**ABOUT THIS TASK**
Report each line from the entries in which "Enable" can be found.

**DATA EXCERPTS**
"""

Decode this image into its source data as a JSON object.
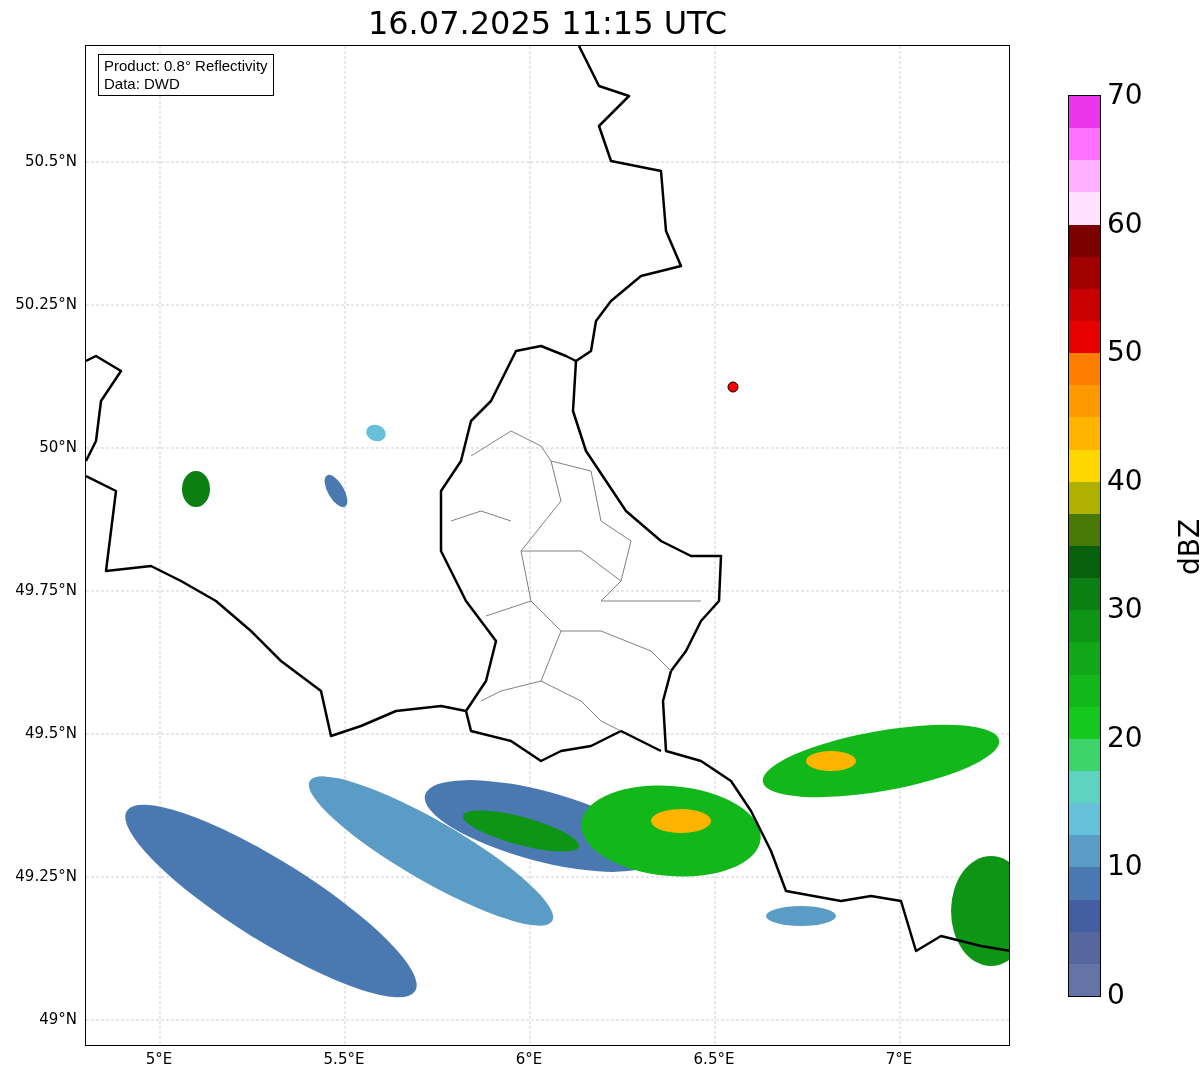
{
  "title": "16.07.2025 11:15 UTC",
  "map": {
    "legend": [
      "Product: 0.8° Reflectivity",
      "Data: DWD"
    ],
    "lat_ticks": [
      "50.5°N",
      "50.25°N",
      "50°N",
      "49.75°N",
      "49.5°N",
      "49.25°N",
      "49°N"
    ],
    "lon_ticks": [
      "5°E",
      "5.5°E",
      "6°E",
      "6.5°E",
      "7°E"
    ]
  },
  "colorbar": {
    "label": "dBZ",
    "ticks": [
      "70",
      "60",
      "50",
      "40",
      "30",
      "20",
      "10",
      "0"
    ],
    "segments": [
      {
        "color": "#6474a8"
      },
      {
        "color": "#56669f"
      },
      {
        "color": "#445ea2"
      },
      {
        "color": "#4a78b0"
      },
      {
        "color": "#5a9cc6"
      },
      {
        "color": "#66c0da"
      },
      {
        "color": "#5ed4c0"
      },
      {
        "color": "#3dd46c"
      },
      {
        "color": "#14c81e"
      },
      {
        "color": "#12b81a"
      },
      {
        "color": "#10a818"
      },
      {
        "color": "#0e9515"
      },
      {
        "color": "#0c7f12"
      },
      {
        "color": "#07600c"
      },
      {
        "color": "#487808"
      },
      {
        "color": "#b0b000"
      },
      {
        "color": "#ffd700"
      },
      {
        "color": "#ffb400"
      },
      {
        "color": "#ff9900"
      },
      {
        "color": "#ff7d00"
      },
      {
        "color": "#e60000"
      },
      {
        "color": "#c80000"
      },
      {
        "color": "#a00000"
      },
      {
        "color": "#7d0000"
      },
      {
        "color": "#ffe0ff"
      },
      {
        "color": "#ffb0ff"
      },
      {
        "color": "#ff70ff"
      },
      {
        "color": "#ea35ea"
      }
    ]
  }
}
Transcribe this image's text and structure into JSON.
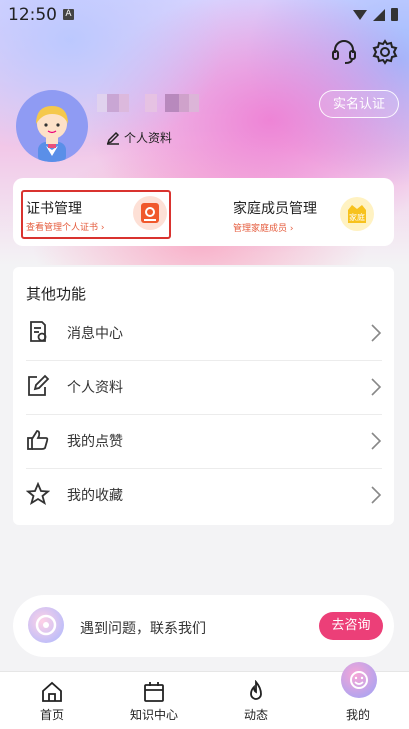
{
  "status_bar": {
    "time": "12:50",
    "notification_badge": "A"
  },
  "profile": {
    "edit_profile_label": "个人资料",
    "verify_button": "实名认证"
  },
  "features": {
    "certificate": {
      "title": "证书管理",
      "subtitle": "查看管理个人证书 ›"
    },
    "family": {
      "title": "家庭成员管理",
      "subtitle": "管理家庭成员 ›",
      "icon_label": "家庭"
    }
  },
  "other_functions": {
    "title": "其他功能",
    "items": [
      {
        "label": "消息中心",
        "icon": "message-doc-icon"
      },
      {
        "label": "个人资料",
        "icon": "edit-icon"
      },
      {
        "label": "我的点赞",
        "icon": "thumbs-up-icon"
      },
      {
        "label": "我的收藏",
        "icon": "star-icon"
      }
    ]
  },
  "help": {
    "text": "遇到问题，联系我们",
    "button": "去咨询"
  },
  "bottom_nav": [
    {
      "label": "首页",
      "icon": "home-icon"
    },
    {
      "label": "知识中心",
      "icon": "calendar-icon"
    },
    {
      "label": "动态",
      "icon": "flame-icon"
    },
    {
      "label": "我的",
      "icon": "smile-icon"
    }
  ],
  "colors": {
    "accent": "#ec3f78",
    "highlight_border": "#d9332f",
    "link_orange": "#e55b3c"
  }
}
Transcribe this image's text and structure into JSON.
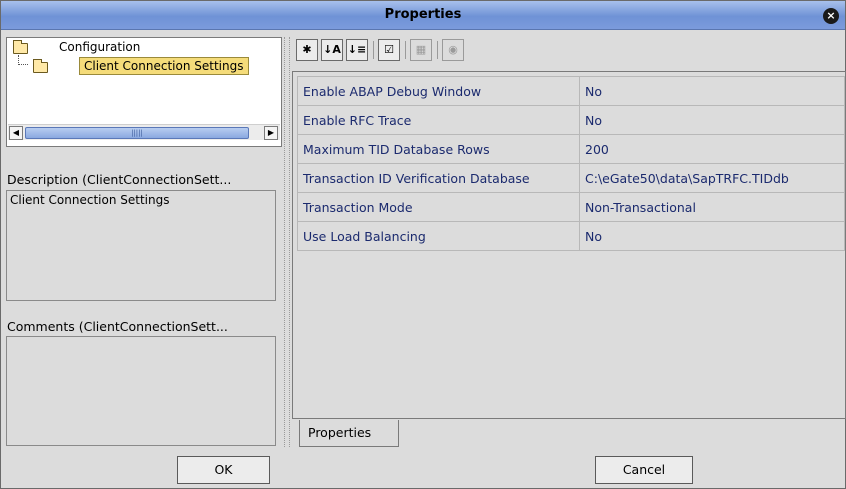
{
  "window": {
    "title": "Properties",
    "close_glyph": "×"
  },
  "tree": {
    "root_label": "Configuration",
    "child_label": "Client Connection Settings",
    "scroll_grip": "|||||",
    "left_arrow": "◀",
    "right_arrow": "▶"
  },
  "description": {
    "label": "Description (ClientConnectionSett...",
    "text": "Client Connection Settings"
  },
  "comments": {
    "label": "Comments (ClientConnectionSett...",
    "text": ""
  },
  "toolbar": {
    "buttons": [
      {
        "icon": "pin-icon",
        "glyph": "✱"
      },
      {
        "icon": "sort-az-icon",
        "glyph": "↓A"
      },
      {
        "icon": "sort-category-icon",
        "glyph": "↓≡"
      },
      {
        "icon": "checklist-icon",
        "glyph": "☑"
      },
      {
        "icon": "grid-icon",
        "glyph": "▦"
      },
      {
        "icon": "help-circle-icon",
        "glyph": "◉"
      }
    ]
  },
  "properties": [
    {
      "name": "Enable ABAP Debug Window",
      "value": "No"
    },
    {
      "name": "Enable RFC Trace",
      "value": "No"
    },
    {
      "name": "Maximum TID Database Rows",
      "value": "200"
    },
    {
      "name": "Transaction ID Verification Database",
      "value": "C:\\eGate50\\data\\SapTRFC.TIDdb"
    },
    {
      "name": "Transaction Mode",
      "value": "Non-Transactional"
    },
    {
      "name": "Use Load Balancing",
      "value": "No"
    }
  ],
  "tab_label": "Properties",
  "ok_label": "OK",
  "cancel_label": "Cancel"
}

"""

**TASK OUTPUT**
      "name": "Enable ABAP Debug Window",
      "name": "Enable RFC Trace",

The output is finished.